:: Data provided ::

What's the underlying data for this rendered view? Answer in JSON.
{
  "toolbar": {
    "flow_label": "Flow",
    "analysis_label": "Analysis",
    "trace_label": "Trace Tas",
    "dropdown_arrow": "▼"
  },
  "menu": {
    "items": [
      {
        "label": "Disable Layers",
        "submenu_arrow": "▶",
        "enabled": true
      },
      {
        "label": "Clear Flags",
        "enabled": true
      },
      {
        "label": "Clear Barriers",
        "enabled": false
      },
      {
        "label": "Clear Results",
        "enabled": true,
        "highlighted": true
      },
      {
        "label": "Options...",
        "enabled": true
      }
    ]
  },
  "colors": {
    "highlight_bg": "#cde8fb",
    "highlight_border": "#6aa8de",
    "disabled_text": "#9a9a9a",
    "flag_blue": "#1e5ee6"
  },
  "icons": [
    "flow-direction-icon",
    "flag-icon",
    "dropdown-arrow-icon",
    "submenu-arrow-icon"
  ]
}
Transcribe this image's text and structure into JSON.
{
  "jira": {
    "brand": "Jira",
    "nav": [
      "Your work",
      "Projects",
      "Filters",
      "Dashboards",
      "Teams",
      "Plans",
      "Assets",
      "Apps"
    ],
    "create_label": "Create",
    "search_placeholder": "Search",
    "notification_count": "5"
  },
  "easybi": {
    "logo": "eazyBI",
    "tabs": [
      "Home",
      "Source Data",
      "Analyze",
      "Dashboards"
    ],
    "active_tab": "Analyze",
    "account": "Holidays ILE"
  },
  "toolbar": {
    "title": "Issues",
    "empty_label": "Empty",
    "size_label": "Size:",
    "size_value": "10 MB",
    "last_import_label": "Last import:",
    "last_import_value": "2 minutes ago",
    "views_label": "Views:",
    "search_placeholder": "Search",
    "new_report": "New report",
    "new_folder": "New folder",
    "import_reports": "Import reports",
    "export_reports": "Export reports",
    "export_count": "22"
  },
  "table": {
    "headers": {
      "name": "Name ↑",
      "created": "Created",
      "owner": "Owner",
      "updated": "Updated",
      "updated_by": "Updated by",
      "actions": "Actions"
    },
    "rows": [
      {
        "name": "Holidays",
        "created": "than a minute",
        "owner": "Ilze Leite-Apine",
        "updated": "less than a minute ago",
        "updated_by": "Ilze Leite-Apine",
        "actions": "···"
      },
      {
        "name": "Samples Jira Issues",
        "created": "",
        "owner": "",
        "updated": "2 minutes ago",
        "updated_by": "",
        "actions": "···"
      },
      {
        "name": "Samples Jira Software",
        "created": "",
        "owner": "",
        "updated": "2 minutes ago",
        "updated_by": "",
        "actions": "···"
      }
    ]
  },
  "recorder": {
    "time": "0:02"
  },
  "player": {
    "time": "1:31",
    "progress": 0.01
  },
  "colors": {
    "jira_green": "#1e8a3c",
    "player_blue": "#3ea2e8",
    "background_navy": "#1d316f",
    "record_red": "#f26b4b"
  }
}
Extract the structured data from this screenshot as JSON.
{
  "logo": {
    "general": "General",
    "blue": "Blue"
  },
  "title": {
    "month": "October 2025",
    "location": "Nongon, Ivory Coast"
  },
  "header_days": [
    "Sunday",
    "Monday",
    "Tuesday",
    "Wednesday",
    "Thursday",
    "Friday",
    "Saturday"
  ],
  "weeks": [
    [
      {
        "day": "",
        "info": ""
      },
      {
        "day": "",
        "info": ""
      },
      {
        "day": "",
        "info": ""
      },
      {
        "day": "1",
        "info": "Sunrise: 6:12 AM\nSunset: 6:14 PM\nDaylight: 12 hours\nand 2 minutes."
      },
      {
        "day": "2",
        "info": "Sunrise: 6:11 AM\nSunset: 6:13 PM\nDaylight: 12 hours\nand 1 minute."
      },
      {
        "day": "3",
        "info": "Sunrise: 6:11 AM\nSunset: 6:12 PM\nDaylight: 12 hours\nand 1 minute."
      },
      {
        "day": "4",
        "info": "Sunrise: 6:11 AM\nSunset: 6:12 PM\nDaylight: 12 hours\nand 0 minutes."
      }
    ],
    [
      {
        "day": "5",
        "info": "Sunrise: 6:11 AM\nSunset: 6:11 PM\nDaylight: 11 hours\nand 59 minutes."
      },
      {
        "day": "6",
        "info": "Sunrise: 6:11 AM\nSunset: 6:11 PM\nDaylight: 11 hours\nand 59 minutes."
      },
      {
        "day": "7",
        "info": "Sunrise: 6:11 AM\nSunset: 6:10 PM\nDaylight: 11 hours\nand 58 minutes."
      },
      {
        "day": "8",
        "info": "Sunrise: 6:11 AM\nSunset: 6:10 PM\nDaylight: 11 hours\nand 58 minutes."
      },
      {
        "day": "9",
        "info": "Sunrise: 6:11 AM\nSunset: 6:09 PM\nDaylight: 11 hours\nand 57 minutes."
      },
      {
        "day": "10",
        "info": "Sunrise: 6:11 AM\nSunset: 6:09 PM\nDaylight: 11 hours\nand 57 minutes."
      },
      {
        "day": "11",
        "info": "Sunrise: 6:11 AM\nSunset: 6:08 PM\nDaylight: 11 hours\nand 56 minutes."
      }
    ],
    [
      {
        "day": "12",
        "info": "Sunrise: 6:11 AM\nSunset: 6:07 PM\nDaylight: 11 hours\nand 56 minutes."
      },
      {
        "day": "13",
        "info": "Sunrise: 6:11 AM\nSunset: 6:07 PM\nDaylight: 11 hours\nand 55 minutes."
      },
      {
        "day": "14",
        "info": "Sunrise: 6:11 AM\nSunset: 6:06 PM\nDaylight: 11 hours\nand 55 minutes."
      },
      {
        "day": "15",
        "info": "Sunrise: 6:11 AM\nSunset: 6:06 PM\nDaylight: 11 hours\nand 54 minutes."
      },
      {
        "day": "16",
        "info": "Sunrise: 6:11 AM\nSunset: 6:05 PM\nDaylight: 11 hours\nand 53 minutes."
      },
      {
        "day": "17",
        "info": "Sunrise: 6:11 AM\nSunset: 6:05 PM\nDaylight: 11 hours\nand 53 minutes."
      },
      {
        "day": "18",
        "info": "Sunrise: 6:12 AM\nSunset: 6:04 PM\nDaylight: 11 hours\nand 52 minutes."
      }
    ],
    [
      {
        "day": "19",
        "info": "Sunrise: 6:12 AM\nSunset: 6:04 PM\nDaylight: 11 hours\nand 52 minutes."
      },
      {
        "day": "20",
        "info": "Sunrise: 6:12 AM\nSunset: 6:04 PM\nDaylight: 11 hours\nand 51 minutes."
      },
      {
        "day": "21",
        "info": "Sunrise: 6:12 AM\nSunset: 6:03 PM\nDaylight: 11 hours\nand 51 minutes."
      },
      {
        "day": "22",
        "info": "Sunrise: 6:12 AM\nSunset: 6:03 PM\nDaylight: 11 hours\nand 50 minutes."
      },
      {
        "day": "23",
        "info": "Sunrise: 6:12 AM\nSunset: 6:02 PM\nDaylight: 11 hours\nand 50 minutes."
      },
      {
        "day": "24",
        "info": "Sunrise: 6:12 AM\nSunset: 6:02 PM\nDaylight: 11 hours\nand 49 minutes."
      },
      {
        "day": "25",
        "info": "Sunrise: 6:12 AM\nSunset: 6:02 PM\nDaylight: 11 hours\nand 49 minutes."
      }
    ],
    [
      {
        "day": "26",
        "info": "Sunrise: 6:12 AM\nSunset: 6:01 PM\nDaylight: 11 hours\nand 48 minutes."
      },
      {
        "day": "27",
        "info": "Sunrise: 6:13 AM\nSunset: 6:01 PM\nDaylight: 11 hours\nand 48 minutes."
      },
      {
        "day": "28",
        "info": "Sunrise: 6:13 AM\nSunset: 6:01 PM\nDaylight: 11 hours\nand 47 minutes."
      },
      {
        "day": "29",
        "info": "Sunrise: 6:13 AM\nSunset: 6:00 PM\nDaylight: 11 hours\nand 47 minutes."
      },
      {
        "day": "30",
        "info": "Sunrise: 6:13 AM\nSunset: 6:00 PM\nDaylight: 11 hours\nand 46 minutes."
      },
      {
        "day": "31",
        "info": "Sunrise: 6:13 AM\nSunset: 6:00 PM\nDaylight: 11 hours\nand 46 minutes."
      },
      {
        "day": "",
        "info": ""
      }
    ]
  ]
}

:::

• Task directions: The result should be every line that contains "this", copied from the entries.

• Task response:
What's the underlying data for this rendered view? Answer in JSON.
Transcribe this image's text and structure into JSON.
Extract the structured data from this screenshot as JSON.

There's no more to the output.